EXERCISE DETAILS: Using the listing below, count the lines in which "screenshot" appears; give the count alone.

LISTED ENTRIES:
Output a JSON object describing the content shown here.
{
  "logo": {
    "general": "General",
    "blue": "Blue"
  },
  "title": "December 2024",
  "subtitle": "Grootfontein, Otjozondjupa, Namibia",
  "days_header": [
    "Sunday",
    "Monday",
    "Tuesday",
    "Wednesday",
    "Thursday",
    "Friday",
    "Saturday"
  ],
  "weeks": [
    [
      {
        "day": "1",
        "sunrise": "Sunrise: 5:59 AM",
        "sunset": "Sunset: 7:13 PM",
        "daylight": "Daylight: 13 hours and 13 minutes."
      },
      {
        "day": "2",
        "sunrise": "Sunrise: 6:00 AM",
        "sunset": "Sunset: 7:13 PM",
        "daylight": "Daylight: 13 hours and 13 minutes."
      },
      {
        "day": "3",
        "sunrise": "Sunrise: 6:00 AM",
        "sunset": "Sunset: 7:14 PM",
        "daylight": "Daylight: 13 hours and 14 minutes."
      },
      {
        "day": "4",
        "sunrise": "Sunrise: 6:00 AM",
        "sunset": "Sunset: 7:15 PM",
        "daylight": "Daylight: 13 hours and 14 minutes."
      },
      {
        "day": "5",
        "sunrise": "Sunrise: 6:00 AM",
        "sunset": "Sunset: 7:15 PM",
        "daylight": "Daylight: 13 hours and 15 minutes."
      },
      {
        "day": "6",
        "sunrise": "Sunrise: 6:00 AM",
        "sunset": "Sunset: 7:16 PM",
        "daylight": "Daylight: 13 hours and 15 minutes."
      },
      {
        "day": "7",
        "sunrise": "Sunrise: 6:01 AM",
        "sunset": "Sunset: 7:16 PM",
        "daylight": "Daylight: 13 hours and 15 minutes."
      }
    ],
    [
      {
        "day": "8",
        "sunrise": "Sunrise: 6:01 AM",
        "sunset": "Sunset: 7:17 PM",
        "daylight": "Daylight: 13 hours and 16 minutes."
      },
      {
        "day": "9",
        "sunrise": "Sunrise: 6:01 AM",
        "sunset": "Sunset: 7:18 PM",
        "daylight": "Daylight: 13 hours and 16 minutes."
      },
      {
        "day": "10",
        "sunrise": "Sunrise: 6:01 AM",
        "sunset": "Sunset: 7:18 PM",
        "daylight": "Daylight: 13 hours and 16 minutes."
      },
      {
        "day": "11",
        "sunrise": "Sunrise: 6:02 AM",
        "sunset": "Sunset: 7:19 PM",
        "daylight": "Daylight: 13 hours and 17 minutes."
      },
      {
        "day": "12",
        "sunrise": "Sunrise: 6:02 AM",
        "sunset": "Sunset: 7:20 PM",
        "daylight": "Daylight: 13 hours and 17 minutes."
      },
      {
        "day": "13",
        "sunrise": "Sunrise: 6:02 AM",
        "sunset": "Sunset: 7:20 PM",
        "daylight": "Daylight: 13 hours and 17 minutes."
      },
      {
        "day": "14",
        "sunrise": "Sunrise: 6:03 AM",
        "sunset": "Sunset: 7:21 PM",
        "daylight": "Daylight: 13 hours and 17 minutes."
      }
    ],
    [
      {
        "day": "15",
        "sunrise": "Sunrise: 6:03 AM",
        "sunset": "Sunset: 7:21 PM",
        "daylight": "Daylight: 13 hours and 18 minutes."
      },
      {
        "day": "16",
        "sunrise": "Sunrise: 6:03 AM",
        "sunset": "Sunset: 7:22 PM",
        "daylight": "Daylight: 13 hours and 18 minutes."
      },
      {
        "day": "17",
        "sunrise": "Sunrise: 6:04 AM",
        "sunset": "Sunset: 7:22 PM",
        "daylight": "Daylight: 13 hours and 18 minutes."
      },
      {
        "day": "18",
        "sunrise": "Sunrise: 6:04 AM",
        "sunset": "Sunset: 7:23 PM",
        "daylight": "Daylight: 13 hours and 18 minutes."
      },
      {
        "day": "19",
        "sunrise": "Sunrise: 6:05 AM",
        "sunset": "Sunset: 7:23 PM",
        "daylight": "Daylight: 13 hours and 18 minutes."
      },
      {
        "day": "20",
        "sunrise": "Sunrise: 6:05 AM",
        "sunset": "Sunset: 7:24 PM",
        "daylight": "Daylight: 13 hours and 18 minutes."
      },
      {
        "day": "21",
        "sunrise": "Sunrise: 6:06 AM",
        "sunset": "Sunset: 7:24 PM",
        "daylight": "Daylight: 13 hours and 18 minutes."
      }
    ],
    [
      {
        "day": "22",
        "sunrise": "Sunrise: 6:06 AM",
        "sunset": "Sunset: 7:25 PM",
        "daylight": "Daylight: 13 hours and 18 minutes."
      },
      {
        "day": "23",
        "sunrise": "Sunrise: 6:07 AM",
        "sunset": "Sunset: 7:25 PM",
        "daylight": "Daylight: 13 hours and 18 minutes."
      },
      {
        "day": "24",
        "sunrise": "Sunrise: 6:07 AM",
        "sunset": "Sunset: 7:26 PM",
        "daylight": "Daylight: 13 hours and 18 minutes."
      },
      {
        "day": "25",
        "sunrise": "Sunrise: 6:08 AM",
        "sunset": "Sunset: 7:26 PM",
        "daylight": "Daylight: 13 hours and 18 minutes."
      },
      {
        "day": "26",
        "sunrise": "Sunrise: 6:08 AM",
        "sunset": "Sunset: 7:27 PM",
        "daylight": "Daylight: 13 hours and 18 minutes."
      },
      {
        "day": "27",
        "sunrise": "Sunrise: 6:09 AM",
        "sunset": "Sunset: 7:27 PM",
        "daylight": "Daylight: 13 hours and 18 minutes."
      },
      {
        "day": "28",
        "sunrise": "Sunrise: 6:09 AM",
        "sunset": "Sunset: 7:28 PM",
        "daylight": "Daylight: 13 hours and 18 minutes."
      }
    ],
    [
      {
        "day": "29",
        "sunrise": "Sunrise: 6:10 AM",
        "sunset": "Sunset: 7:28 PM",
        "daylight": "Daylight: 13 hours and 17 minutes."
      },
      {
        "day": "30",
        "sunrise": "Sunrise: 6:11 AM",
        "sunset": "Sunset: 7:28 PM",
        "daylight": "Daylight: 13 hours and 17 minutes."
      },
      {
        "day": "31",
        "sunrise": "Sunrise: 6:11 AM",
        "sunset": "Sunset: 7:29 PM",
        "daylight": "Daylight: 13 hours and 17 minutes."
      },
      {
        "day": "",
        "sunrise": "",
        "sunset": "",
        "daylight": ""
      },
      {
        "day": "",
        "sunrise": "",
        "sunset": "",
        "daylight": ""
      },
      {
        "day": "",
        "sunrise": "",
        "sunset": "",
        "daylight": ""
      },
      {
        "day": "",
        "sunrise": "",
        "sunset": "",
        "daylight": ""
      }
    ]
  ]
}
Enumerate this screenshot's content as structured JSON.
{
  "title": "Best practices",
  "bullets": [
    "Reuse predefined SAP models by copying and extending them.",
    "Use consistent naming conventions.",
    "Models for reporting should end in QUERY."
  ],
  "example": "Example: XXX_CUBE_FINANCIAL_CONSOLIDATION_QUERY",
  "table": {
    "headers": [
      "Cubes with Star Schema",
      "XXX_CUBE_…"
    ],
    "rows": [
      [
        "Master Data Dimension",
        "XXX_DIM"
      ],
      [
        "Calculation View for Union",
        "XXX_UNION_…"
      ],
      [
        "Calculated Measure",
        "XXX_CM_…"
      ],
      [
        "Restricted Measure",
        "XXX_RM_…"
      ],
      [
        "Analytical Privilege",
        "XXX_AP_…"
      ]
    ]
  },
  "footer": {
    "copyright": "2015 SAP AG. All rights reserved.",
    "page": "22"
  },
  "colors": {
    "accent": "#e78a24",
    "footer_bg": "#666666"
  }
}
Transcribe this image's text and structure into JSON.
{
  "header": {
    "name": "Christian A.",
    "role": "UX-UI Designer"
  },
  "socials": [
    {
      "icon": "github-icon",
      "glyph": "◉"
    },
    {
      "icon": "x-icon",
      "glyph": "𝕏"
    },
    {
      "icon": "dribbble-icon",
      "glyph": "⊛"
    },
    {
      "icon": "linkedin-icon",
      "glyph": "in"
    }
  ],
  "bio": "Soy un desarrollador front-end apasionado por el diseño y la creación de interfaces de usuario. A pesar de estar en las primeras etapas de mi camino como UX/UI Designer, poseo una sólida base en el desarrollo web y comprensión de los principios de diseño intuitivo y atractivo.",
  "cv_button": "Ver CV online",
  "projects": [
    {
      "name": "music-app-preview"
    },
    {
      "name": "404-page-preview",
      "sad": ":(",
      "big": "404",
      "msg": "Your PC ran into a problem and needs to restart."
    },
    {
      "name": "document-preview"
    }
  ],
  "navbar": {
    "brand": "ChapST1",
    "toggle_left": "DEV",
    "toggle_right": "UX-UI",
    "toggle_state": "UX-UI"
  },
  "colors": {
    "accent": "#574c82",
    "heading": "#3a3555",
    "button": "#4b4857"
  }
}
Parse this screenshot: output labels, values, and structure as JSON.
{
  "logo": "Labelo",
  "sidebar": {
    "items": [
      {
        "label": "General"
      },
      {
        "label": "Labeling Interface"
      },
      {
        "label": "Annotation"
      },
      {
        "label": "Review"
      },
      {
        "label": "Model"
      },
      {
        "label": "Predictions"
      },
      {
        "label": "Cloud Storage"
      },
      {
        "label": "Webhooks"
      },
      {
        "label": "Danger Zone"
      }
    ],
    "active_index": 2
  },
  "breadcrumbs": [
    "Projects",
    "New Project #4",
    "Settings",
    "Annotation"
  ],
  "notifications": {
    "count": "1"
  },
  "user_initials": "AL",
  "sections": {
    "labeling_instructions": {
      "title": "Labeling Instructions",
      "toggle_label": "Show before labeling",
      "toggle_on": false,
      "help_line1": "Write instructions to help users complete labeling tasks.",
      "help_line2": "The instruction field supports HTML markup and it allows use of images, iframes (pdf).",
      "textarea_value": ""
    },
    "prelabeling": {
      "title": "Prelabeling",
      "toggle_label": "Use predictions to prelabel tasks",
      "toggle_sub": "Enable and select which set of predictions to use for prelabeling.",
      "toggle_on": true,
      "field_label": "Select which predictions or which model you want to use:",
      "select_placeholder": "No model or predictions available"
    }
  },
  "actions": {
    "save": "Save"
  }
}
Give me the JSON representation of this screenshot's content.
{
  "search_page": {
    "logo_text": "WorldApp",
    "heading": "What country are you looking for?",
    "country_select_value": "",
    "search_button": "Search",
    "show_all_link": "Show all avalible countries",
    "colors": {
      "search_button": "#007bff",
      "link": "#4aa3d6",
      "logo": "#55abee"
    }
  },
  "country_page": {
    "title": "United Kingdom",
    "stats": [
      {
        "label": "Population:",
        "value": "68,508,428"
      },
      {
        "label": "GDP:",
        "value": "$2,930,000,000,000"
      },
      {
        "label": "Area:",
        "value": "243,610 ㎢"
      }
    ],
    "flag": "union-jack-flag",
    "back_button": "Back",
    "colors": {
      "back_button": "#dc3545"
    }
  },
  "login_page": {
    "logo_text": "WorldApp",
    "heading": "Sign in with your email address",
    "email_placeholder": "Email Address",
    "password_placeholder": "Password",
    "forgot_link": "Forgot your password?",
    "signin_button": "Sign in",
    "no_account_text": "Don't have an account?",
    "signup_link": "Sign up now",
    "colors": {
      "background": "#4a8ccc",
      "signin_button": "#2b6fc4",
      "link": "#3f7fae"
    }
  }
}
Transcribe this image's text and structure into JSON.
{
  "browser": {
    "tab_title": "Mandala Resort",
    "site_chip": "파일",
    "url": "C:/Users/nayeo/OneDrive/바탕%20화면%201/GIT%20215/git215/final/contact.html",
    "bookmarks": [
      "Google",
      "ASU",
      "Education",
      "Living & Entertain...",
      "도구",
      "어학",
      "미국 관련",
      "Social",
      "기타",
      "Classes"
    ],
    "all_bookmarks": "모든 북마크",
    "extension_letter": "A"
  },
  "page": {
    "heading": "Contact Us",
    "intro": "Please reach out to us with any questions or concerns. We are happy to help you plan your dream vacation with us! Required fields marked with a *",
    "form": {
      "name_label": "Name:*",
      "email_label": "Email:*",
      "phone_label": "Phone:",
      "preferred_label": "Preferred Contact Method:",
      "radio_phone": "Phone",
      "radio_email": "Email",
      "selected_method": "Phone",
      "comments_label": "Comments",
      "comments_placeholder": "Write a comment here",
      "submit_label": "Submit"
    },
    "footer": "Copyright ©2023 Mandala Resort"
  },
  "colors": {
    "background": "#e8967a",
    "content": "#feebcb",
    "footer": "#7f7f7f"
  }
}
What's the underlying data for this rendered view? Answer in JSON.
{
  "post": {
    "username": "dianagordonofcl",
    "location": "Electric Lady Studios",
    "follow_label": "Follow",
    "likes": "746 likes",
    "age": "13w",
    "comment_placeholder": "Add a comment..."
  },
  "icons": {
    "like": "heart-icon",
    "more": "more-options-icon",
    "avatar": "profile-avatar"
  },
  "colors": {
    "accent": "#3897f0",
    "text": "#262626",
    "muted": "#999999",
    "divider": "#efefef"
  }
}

ANSWER TO THE EXERCISE: 3